What Is Rhetoric?

Understanding Terms in Literature

Rhetoric has many definitions, and in today's society it can have negative connotations. That is why it may be confusing to you when you see that your English class is called "Composition and Rhetoric" in high school or college.

Rhetoric can refer to exaggerated or inflated talk, much like that which we hear in political speeches. That is because rhetoric refers to the art of persuasion through carefully crafted words.

Rhetoric can be used as a pejorative term because it suggests that the speaker (or writer) is using words falsely, instead of using "plain talk" to convey something.

On the other hand, crafted words don't have to be false words. You can say something you really do mean in an artful way. In literature specifically, that can be a good thing!

In literature, rhetoric is what convinces you to feel a certain way about a topic. It is the art of conveying a point in a convincing, eloquent, and effective way. Rhetoric is what makes some writing beautiful and other writing bland.

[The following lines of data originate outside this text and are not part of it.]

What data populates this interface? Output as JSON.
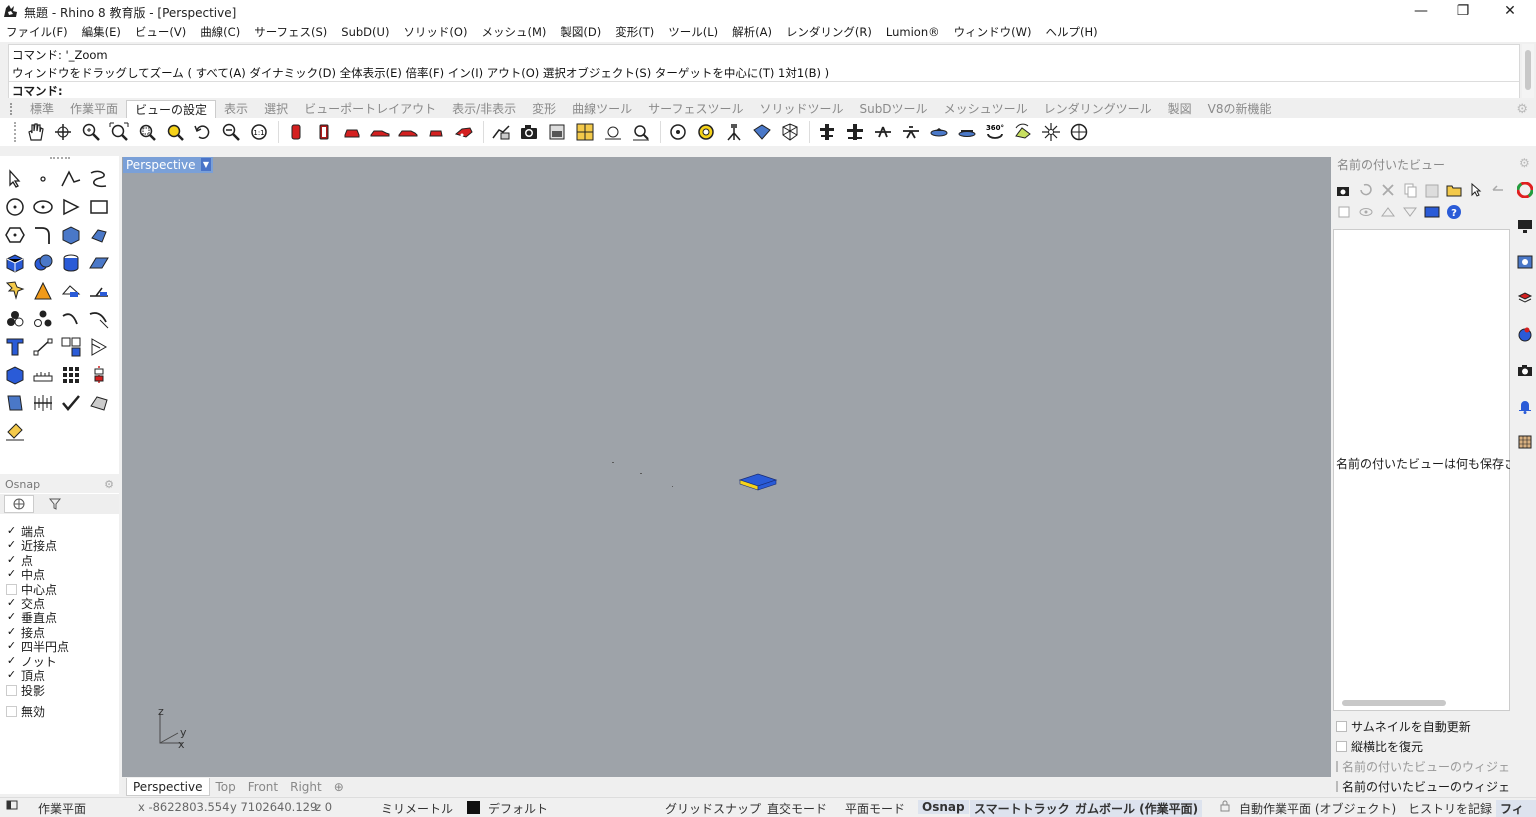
{
  "window": {
    "title": "無題 - Rhino 8 教育版 - [Perspective]",
    "minimize": "—",
    "restore": "❐",
    "close": "✕"
  },
  "menu": [
    "ファイル(F)",
    "編集(E)",
    "ビュー(V)",
    "曲線(C)",
    "サーフェス(S)",
    "SubD(U)",
    "ソリッド(O)",
    "メッシュ(M)",
    "製図(D)",
    "変形(T)",
    "ツール(L)",
    "解析(A)",
    "レンダリング(R)",
    "Lumion®",
    "ウィンドウ(W)",
    "ヘルプ(H)"
  ],
  "command": {
    "line1": "コマンド: '_Zoom",
    "line2": "ウィンドウをドラッグしてズーム ( すべて(A)  ダイナミック(D)  全体表示(E)  倍率(F)  イン(I)  アウト(O)  選択オブジェクト(S)  ターゲットを中心に(T)  1対1(B) )",
    "prompt": "コマンド:"
  },
  "toolbar_tabs": [
    "標準",
    "作業平面",
    "ビューの設定",
    "表示",
    "選択",
    "ビューポートレイアウト",
    "表示/非表示",
    "変形",
    "曲線ツール",
    "サーフェスツール",
    "ソリッドツール",
    "SubDツール",
    "メッシュツール",
    "レンダリングツール",
    "製図",
    "V8の新機能"
  ],
  "active_toolbar_tab": "ビューの設定",
  "gear": "⚙",
  "osnap": {
    "title": "Osnap",
    "items": [
      {
        "label": "端点",
        "checked": true
      },
      {
        "label": "近接点",
        "checked": true
      },
      {
        "label": "点",
        "checked": true
      },
      {
        "label": "中点",
        "checked": true
      },
      {
        "label": "中心点",
        "checked": false
      },
      {
        "label": "交点",
        "checked": true
      },
      {
        "label": "垂直点",
        "checked": true
      },
      {
        "label": "接点",
        "checked": true
      },
      {
        "label": "四半円点",
        "checked": true
      },
      {
        "label": "ノット",
        "checked": true
      },
      {
        "label": "頂点",
        "checked": true
      },
      {
        "label": "投影",
        "checked": false
      }
    ],
    "disable": {
      "label": "無効",
      "checked": false
    }
  },
  "viewport": {
    "label": "Perspective",
    "axes": {
      "z": "z",
      "y": "y",
      "x": "x"
    }
  },
  "view_tabs": [
    "Perspective",
    "Top",
    "Front",
    "Right"
  ],
  "view_tab_add": "⊕",
  "named_views": {
    "title": "名前の付いたビュー",
    "empty_text": "名前の付いたビューは何も保存されていません",
    "options": [
      {
        "label": "サムネイルを自動更新",
        "checked": false,
        "dim": false
      },
      {
        "label": "縦横比を復元",
        "checked": false,
        "dim": false
      },
      {
        "label": "名前の付いたビューのウィジェット",
        "checked": false,
        "dim": true
      },
      {
        "label": "名前の付いたビューのウィジェット",
        "checked": false,
        "dim": false
      }
    ]
  },
  "status": {
    "cplane": "作業平面",
    "x": "x -8622803.554",
    "y": "y 7102640.129",
    "z": "z 0",
    "units": "ミリメートル",
    "layer": "デフォルト",
    "grid_snap": "グリッドスナップ",
    "ortho": "直交モード",
    "planar": "平面モード",
    "osnap": "Osnap",
    "smarttrack": "スマートトラック",
    "gumball": "ガムボール (作業平面)",
    "auto_cplane": "自動作業平面 (オブジェクト)",
    "history": "ヒストリを記録",
    "filter": "フィ"
  },
  "colors": {
    "viewport_bg": "#9ea3a9",
    "viewport_label": "#7aa0d8",
    "accent_red": "#d42020",
    "accent_blue": "#2a5bd7"
  }
}
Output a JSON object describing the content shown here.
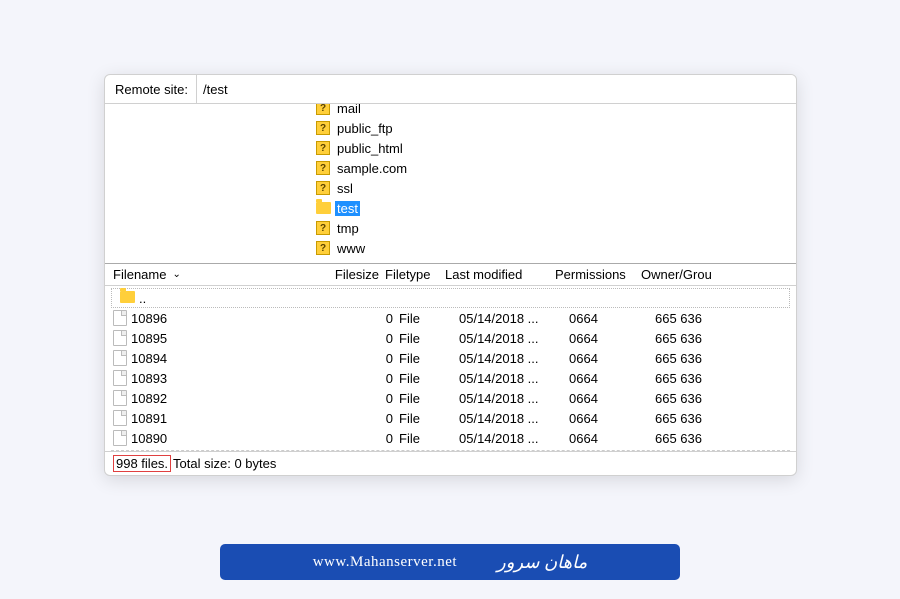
{
  "address_bar": {
    "label": "Remote site:",
    "value": "/test"
  },
  "tree": {
    "items": [
      {
        "icon": "question",
        "label": "mail",
        "cut": true
      },
      {
        "icon": "question",
        "label": "public_ftp"
      },
      {
        "icon": "question",
        "label": "public_html"
      },
      {
        "icon": "question",
        "label": "sample.com"
      },
      {
        "icon": "question",
        "label": "ssl"
      },
      {
        "icon": "folder",
        "label": "test",
        "selected": true
      },
      {
        "icon": "question",
        "label": "tmp"
      },
      {
        "icon": "question",
        "label": "www"
      }
    ]
  },
  "columns": {
    "name": "Filename",
    "size": "Filesize",
    "type": "Filetype",
    "modified": "Last modified",
    "permissions": "Permissions",
    "owner": "Owner/Grou"
  },
  "parent_dir": "..",
  "files": [
    {
      "name": "10896",
      "size": "0",
      "type": "File",
      "modified": "05/14/2018 ...",
      "perm": "0664",
      "owner": "665 636"
    },
    {
      "name": "10895",
      "size": "0",
      "type": "File",
      "modified": "05/14/2018 ...",
      "perm": "0664",
      "owner": "665 636"
    },
    {
      "name": "10894",
      "size": "0",
      "type": "File",
      "modified": "05/14/2018 ...",
      "perm": "0664",
      "owner": "665 636"
    },
    {
      "name": "10893",
      "size": "0",
      "type": "File",
      "modified": "05/14/2018 ...",
      "perm": "0664",
      "owner": "665 636"
    },
    {
      "name": "10892",
      "size": "0",
      "type": "File",
      "modified": "05/14/2018 ...",
      "perm": "0664",
      "owner": "665 636"
    },
    {
      "name": "10891",
      "size": "0",
      "type": "File",
      "modified": "05/14/2018 ...",
      "perm": "0664",
      "owner": "665 636"
    },
    {
      "name": "10890",
      "size": "0",
      "type": "File",
      "modified": "05/14/2018 ...",
      "perm": "0664",
      "owner": "665 636"
    }
  ],
  "status": {
    "count": "998 files.",
    "size": " Total size: 0 bytes"
  },
  "banner": {
    "url": "www.Mahanserver.net",
    "logo": "ماهان سرور"
  }
}
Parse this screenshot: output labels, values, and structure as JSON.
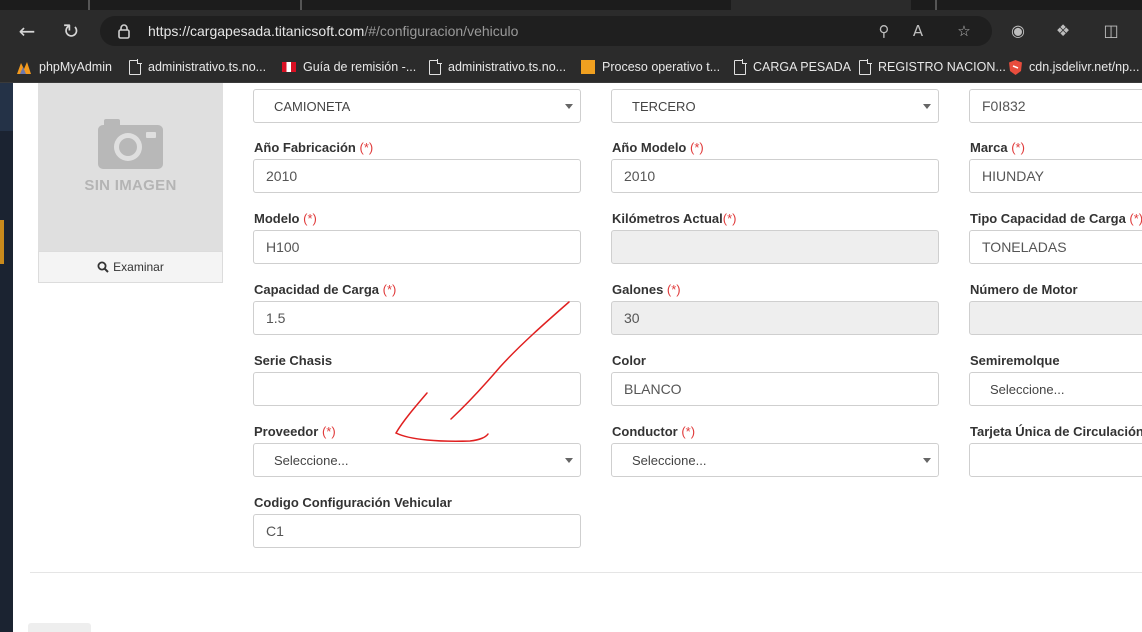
{
  "browser": {
    "url_host": "https://cargapesada.titanicsoft.com",
    "url_path": "/#/configuracion/vehiculo",
    "bookmarks": [
      {
        "label": "phpMyAdmin",
        "icon": "phpmyadmin-icon"
      },
      {
        "label": "administrativo.ts.no...",
        "icon": "page-icon"
      },
      {
        "label": "Guía de remisión -...",
        "icon": "peru-flag-icon"
      },
      {
        "label": "administrativo.ts.no...",
        "icon": "page-icon"
      },
      {
        "label": "Proceso operativo t...",
        "icon": "orange-app-icon"
      },
      {
        "label": "CARGA PESADA",
        "icon": "page-icon"
      },
      {
        "label": "REGISTRO NACION...",
        "icon": "page-icon"
      },
      {
        "label": "cdn.jsdelivr.net/np...",
        "icon": "jsdelivr-icon"
      }
    ]
  },
  "photo": {
    "placeholder_text": "SIN IMAGEN",
    "browse_label": "Examinar"
  },
  "form": {
    "required_mark": "(*)",
    "row0": {
      "col1_value": "CAMIONETA",
      "col2_value": "TERCERO",
      "col3_value": "F0I832"
    },
    "anio_fabricacion": {
      "label": "Año Fabricación",
      "value": "2010"
    },
    "anio_modelo": {
      "label": "Año Modelo",
      "value": "2010"
    },
    "marca": {
      "label": "Marca",
      "value": "HIUNDAY"
    },
    "modelo": {
      "label": "Modelo",
      "value": "H100"
    },
    "kilometros": {
      "label": "Kilómetros Actual",
      "value": ""
    },
    "tipo_capacidad": {
      "label": "Tipo Capacidad de Carga",
      "value": "TONELADAS"
    },
    "capacidad": {
      "label": "Capacidad de Carga",
      "value": "1.5"
    },
    "galones": {
      "label": "Galones",
      "value": "30"
    },
    "numero_motor": {
      "label": "Número de Motor",
      "value": ""
    },
    "serie_chasis": {
      "label": "Serie Chasis",
      "value": ""
    },
    "color": {
      "label": "Color",
      "value": "BLANCO"
    },
    "semiremolque": {
      "label": "Semiremolque",
      "value": "Seleccione..."
    },
    "proveedor": {
      "label": "Proveedor",
      "value": "Seleccione..."
    },
    "conductor": {
      "label": "Conductor",
      "value": "Seleccione..."
    },
    "tarjeta": {
      "label": "Tarjeta Única de Circulación",
      "value": ""
    },
    "codigo_config": {
      "label": "Codigo Configuración Vehicular",
      "value": "C1"
    }
  },
  "annotation": {
    "color": "#e02020"
  }
}
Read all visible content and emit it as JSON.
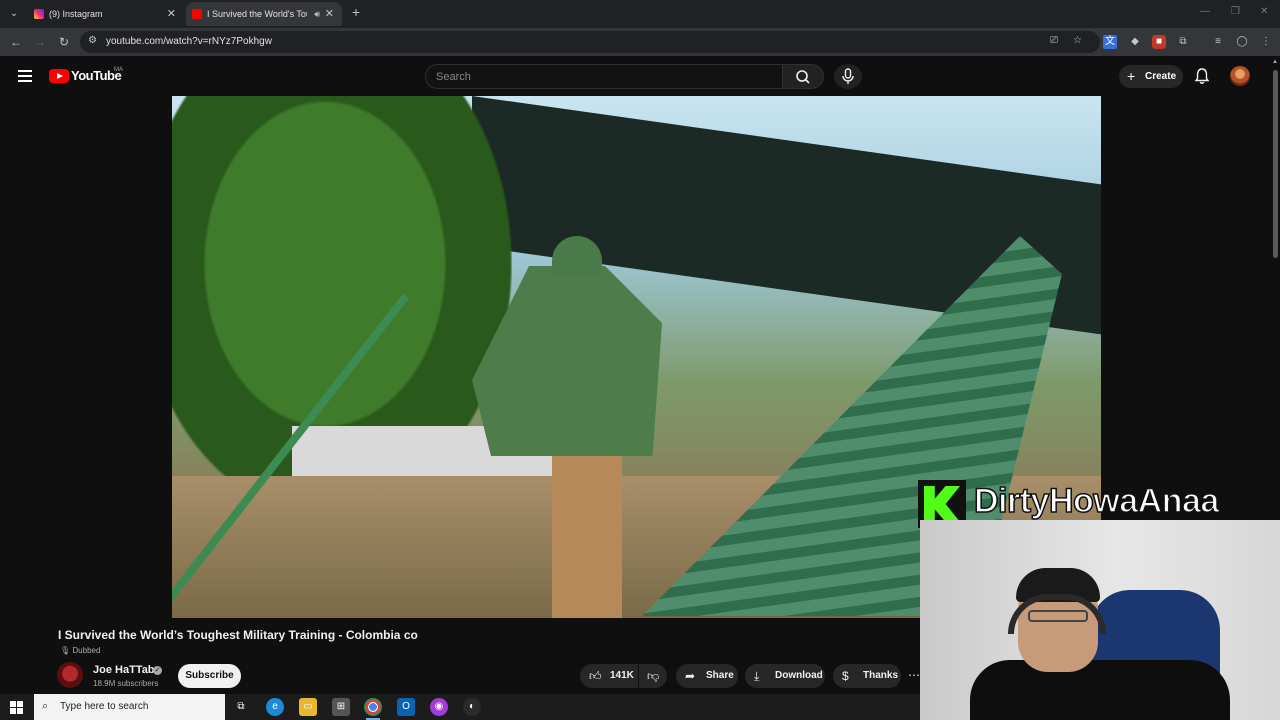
{
  "browser": {
    "tabs": [
      {
        "title": "(9) Instagram",
        "active": false
      },
      {
        "title": "I Survived the World's Toug",
        "active": true
      }
    ],
    "url": "youtube.com/watch?v=rNYz7Pokhgw"
  },
  "youtube": {
    "logo_text": "YouTube",
    "country_code": "MA",
    "search_placeholder": "Search",
    "create_label": "Create"
  },
  "overlay": {
    "streamer_name": "DirtyHowaAnaa"
  },
  "video": {
    "title": "I Survived the World’s Toughest Military Training - Colombia co",
    "dubbed_label": "Dubbed",
    "channel_name": "Joe HaTTab",
    "subscribers": "18.9M subscribers",
    "subscribe_label": "Subscribe",
    "likes": "141K",
    "share_label": "Share",
    "download_label": "Download",
    "thanks_label": "Thanks"
  },
  "taskbar": {
    "search_placeholder": "Type here to search"
  },
  "colors": {
    "brand_red": "#ff0000",
    "kick_green": "#53fc18",
    "background": "#0f0f0f"
  }
}
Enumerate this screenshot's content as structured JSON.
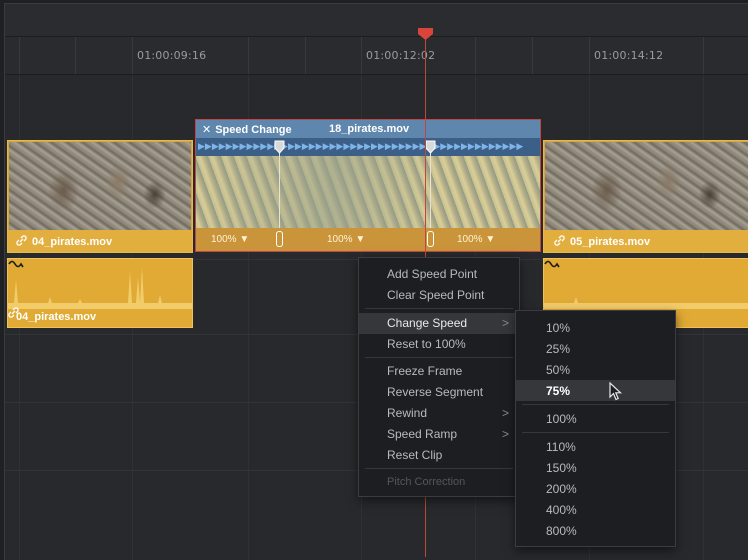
{
  "ruler": {
    "timecodes": [
      "01:00:09:16",
      "01:00:12:02",
      "01:00:14:12"
    ]
  },
  "clips": {
    "left_video_label": "04_pirates.mov",
    "right_video_label": "05_pirates.mov",
    "left_audio_label": "04_pirates.mov"
  },
  "speed_change": {
    "title": "Speed Change",
    "filename": "18_pirates.mov",
    "segments": [
      "100% ▼",
      "100% ▼",
      "100% ▼"
    ]
  },
  "context_menu": {
    "items": [
      "Add Speed Point",
      "Clear Speed Point",
      "Change Speed",
      "Reset to 100%",
      "Freeze Frame",
      "Reverse Segment",
      "Rewind",
      "Speed Ramp",
      "Reset Clip",
      "Pitch Correction"
    ],
    "submenu_arrow": ">"
  },
  "speed_submenu": {
    "options": [
      "10%",
      "25%",
      "50%",
      "75%",
      "100%",
      "110%",
      "150%",
      "200%",
      "400%",
      "800%"
    ],
    "selected": "75%"
  },
  "colors": {
    "clip": "#e2ae3e",
    "speed_header": "#5f86ad",
    "playhead": "#c4453b",
    "background": "#28292c"
  }
}
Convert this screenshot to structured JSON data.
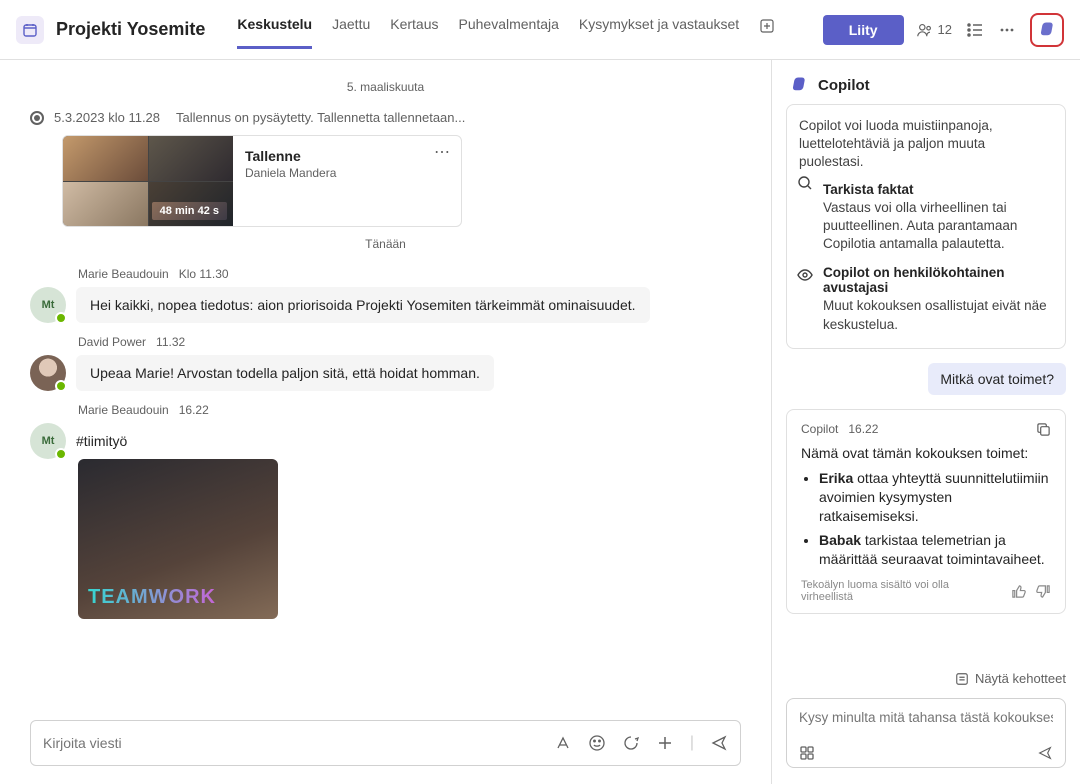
{
  "header": {
    "title": "Projekti Yosemite",
    "tabs": [
      "Keskustelu",
      "Jaettu",
      "Kertaus",
      "Puhevalmentaja",
      "Kysymykset ja vastaukset"
    ],
    "active_tab": 0,
    "join_label": "Liity",
    "participants": "12"
  },
  "chat": {
    "date1": "5. maaliskuuta",
    "sys_time": "5.3.2023 klo 11.28",
    "sys_text": "Tallennus on pysäytetty. Tallennetta tallennetaan...",
    "recording": {
      "title": "Tallenne",
      "subtitle": "Daniela Mandera",
      "duration": "48 min 42 s"
    },
    "date2": "Tänään",
    "m1_author": "Marie Beaudouin",
    "m1_time": "Klo 11.30",
    "m1_text": "Hei kaikki, nopea tiedotus: aion priorisoida Projekti Yosemiten tärkeimmät ominaisuudet.",
    "m2_author": "David Power",
    "m2_time": "11.32",
    "m2_text": "Upeaa Marie! Arvostan todella paljon sitä, että hoidat homman.",
    "m3_author": "Marie Beaudouin",
    "m3_time": "16.22",
    "m3_text": "#tiimityö",
    "gif_text": "TEAMWORK",
    "compose_placeholder": "Kirjoita viesti"
  },
  "copilot": {
    "title": "Copilot",
    "intro": "Copilot voi luoda muistiinpanoja, luettelotehtäviä ja paljon muuta puolestasi.",
    "facts_title": "Tarkista faktat",
    "facts_body": "Vastaus voi olla virheellinen tai puutteellinen. Auta parantamaan Copilotia antamalla palautetta.",
    "pers_title": "Copilot on henkilökohtainen avustajasi",
    "pers_body": "Muut kokouksen osallistujat eivät näe keskustelua.",
    "user_msg": "Mitkä ovat toimet?",
    "reply_name": "Copilot",
    "reply_time": "16.22",
    "reply_intro": "Nämä ovat tämän kokouksen toimet:",
    "reply_items": [
      {
        "name": "Erika",
        "text": " ottaa yhteyttä suunnittelutiimiin avoimien kysymysten ratkaisemiseksi."
      },
      {
        "name": "Babak",
        "text": " tarkistaa telemetrian ja määrittää seuraavat toimintavaiheet."
      }
    ],
    "disclaimer": "Tekoälyn luoma sisältö voi olla virheellistä",
    "show_prompts": "Näytä kehotteet",
    "input_placeholder": "Kysy minulta mitä tahansa tästä kokouksesta"
  }
}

The study of rhetoric goes back to ancient Greece, when speakers began to practice the art of persuasion in courts of law. The ancients realized that presentation is as important, or perhaps more important, as facts.